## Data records
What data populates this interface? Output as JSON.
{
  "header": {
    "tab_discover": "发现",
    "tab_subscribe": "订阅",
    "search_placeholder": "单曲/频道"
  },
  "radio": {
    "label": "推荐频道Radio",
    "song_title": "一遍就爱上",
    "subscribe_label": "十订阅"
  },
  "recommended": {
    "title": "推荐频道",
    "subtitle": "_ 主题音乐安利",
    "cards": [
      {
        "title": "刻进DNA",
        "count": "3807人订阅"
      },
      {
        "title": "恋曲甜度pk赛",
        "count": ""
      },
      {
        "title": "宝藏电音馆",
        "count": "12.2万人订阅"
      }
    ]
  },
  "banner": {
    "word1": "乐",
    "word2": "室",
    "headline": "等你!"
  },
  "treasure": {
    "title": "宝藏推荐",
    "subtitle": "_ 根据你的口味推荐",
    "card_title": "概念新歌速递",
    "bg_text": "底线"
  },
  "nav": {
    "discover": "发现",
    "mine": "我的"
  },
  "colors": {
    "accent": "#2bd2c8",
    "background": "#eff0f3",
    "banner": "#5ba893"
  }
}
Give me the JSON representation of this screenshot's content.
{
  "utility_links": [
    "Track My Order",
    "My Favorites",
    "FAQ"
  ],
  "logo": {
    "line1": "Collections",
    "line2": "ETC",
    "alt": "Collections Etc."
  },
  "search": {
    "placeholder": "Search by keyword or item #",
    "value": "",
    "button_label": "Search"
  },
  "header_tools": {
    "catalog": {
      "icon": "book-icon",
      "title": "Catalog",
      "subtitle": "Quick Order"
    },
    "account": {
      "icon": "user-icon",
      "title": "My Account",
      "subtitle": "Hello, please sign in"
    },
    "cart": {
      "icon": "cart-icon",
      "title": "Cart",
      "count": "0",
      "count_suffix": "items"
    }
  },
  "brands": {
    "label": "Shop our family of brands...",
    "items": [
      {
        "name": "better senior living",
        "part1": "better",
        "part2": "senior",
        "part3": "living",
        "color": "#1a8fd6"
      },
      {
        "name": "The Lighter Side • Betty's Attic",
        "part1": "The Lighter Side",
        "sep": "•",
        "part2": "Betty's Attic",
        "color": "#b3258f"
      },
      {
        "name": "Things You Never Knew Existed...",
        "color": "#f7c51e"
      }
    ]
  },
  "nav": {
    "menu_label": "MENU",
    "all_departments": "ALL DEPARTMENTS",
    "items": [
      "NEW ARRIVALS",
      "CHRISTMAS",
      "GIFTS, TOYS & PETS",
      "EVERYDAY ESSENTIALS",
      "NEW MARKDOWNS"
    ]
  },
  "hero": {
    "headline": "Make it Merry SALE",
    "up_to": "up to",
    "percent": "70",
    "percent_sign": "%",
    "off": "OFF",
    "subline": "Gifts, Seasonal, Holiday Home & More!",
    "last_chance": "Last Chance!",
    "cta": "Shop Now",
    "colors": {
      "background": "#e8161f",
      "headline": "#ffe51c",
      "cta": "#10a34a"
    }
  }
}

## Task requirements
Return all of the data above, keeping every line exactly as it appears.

## Final answer
What data populates this interface? Output as JSON.
{
  "header": {
    "tab_discover": "发现",
    "tab_subscribe": "订阅",
    "search_placeholder": "单曲/频道"
  },
  "radio": {
    "label": "推荐频道Radio",
    "song_title": "一遍就爱上",
    "subscribe_label": "十订阅"
  },
  "recommended": {
    "title": "推荐频道",
    "subtitle": "_ 主题音乐安利",
    "cards": [
      {
        "title": "刻进DNA",
        "count": "3807人订阅"
      },
      {
        "title": "恋曲甜度pk赛",
        "count": ""
      },
      {
        "title": "宝藏电音馆",
        "count": "12.2万人订阅"
      }
    ]
  },
  "banner": {
    "word1": "乐",
    "word2": "室",
    "headline": "等你!"
  },
  "treasure": {
    "title": "宝藏推荐",
    "subtitle": "_ 根据你的口味推荐",
    "card_title": "概念新歌速递",
    "bg_text": "底线"
  },
  "nav": {
    "discover": "发现",
    "mine": "我的"
  },
  "colors": {
    "accent": "#2bd2c8",
    "background": "#eff0f3",
    "banner": "#5ba893"
  }
}
Give me the JSON representation of this screenshot's content.
{
  "utility_links": [
    "Track My Order",
    "My Favorites",
    "FAQ"
  ],
  "logo": {
    "line1": "Collections",
    "line2": "ETC",
    "alt": "Collections Etc."
  },
  "search": {
    "placeholder": "Search by keyword or item #",
    "value": "",
    "button_label": "Search"
  },
  "header_tools": {
    "catalog": {
      "icon": "book-icon",
      "title": "Catalog",
      "subtitle": "Quick Order"
    },
    "account": {
      "icon": "user-icon",
      "title": "My Account",
      "subtitle": "Hello, please sign in"
    },
    "cart": {
      "icon": "cart-icon",
      "title": "Cart",
      "count": "0",
      "count_suffix": "items"
    }
  },
  "brands": {
    "label": "Shop our family of brands...",
    "items": [
      {
        "name": "better senior living",
        "part1": "better",
        "part2": "senior",
        "part3": "living",
        "color": "#1a8fd6"
      },
      {
        "name": "The Lighter Side • Betty's Attic",
        "part1": "The Lighter Side",
        "sep": "•",
        "part2": "Betty's Attic",
        "color": "#b3258f"
      },
      {
        "name": "Things You Never Knew Existed...",
        "color": "#f7c51e"
      }
    ]
  },
  "nav": {
    "menu_label": "MENU",
    "all_departments": "ALL DEPARTMENTS",
    "items": [
      "NEW ARRIVALS",
      "CHRISTMAS",
      "GIFTS, TOYS & PETS",
      "EVERYDAY ESSENTIALS",
      "NEW MARKDOWNS"
    ]
  },
  "hero": {
    "headline": "Make it Merry SALE",
    "up_to": "up to",
    "percent": "70",
    "percent_sign": "%",
    "off": "OFF",
    "subline": "Gifts, Seasonal, Holiday Home & More!",
    "last_chance": "Last Chance!",
    "cta": "Shop Now",
    "colors": {
      "background": "#e8161f",
      "headline": "#ffe51c",
      "cta": "#10a34a"
    }
  }
}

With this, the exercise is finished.